The sensual Cook Islands lie in the South Pacific between Hawaii and New Zealand. It is a marvelous archipelago made of 15 inhabited islands that are scattered within an area of 2.2 million square kilometers of ocean. Although the Islands are under free association with New Zealand, the archipelago is still a self-governing democracy.
For many travelers, the Cook Islands is one of the best kept secrets of the Pacific. Its remoteness and isolation gives this archipelago an away-from-it-all appeal. If you move away from your usual travel path and visit the Cook Islands, you will be mesmerized by its raw beauty, its simple charm and ideal climate. The people here are known for their warmth and peaceful pace of life
The Cook Islands are divided into two groups, the southern and northern section. There are 9 southern islands, and they are a mixture of volcanic islands and coral atolls. Some of these islands are considered the most beautiful in the entire archipelago. Volcanic peaks usually dominate the skyline of the southern isles. But as you look down, you will also be captivated by their white sandy stretches and calm blue lagoons.

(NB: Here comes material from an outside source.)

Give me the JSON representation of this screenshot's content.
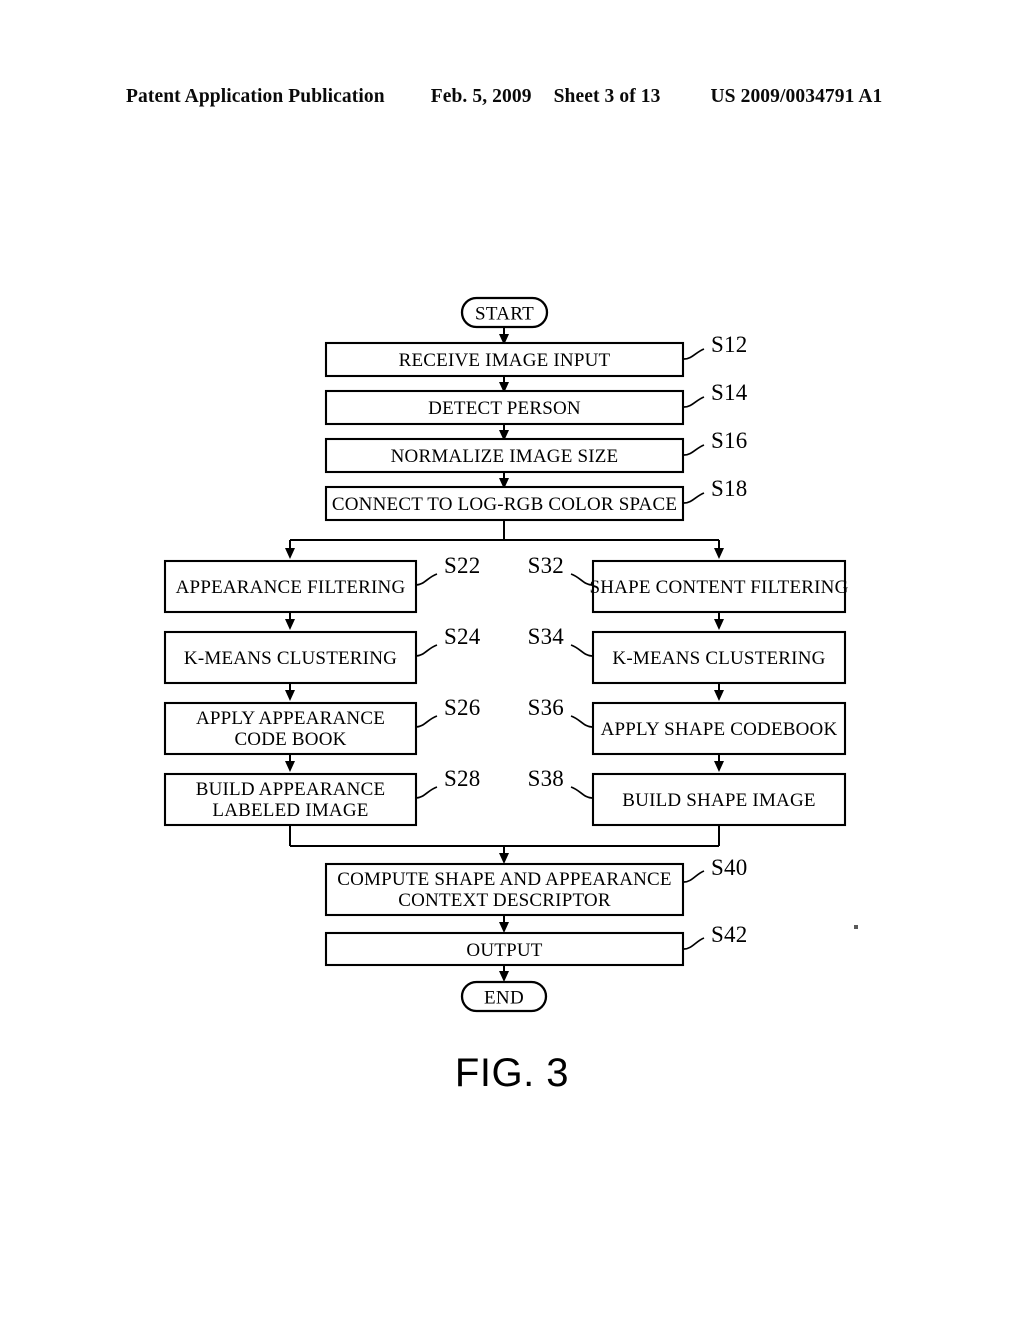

Rarotonga is the main island in the south and is also the transport hub of the whole archipelago. This island is surrounded by a gorgeous blue lagoon. Rarotonga also boasts powdery white sand beaches that are fringed with palm trees. The coral reef near the shore is exceptional for snorkeling enthusiasts. Rarotonga is steeped with tradition and culture. Here, music and arts are integral parts of Island life. Singing in church, string bands, weaving, craft making are seen everywhere, and so is the traditional drum made from hollowed tree trunks – an iconic symbol for Rarotonga.
Aitutaki is another famous southern island, whose popularity stems from mainly its natural beauty. Ever since its discovery in 1789, it has been hailed as the most magnificent of all the islands. Through the 20th century, it has earned the reputation of being a wedding paradise and a honeymoon island. Couples from all over come here to experience the island’s romantic atmosphere and magical scenery. The other southern isles of Cook Islands include Atiu, Mitiaro, Mauke, Mangaia, Takutea, Manuae and Palmerston.

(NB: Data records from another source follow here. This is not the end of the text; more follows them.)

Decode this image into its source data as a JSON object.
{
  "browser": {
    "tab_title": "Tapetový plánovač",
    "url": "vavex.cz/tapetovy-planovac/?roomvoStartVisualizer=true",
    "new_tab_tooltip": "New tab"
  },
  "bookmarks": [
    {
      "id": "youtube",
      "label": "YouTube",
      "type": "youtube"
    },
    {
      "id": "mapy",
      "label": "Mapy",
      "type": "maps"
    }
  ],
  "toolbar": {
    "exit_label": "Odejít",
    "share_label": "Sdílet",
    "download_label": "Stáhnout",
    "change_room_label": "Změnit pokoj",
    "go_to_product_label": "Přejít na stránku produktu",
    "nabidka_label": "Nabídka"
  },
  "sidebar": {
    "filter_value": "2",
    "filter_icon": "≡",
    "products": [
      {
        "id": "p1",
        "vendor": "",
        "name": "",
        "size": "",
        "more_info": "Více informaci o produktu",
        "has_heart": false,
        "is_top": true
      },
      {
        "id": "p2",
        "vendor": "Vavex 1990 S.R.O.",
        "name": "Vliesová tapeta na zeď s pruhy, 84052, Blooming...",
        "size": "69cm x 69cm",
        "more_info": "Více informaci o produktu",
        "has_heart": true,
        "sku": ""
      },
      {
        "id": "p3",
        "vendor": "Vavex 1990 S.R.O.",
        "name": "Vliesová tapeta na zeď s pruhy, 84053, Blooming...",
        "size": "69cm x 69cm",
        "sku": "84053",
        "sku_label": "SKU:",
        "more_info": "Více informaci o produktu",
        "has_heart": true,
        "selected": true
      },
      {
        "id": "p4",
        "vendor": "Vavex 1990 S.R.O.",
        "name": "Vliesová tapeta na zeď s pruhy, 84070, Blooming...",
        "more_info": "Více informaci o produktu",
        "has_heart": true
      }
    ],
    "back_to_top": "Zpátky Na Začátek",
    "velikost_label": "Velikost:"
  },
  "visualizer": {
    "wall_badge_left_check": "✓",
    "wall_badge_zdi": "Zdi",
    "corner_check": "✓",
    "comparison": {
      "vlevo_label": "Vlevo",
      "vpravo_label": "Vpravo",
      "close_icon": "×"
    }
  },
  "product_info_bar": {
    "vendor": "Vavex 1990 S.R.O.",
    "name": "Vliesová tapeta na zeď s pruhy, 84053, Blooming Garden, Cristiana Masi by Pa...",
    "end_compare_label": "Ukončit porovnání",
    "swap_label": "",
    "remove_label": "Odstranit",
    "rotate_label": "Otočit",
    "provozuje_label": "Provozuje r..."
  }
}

The northern group of the Cook Islands consist of six islands. They are considered more remote than their southern counterpart; but they also have their fair share of white sand beaches and marvelous lagoons. Thus, they are the destinations for explorers, adventurers and artists who really want to get away from civilization.
Pukapuka is one of the most unspoiled and untouched islands in the archipelago. The inhabitants here carry out a village life and social norms that are unlike the other islands. The Pukapukan people, devoid of influence from the western world, were able to build an independent system that focused on the welfare of the community as opposed to the individual. They also still implement the conservation practices of their ancestors that safeguard food resources and ensure self-sufficiency. All of this makes Pukapuka a truly fascinating destination to experience and explore.
Suwarrow is the low coral atoll, which is the most southern in the northern group of Cool Islands. It is called the Treasure Island, and is the setting of many romantic tales. The other equally intriguing islands in the northern group are Penrhyn, Rakahanga, Nassau and Manihiki, which is known for its black pearls.
No matter where you go in the Cook Islands you will feel the warm and delight and the sheer joy of being in such a magnificent destination – a true metaphor for heaven on earth – a place where reality and fantasy easily trade place!